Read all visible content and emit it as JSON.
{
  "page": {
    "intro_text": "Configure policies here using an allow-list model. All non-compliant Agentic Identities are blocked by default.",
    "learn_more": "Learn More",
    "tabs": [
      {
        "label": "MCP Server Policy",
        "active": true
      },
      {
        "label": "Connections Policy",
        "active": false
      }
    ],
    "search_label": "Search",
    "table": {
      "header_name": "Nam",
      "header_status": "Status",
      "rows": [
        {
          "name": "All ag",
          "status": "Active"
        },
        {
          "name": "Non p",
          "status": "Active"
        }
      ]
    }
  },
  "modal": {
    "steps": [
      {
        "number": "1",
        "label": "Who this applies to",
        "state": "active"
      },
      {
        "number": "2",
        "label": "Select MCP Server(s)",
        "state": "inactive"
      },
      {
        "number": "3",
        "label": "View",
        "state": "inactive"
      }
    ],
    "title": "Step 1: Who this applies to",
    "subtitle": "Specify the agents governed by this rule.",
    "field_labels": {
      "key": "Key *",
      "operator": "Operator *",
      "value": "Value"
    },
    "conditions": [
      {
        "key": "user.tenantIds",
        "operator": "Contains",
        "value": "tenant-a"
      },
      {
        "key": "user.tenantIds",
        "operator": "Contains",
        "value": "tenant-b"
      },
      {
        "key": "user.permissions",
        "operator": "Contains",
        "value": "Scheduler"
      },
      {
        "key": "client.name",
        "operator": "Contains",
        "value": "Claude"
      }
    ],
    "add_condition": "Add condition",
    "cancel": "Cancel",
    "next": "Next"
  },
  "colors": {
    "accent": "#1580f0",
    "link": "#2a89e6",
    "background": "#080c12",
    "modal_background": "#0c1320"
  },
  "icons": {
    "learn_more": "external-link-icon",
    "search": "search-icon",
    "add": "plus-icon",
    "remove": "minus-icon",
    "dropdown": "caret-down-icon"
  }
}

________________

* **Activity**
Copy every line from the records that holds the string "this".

* **Reply**
        "label": "Who this applies to",
    "title": "Step 1: Who this applies to",
    "subtitle": "Specify the agents governed by this rule.",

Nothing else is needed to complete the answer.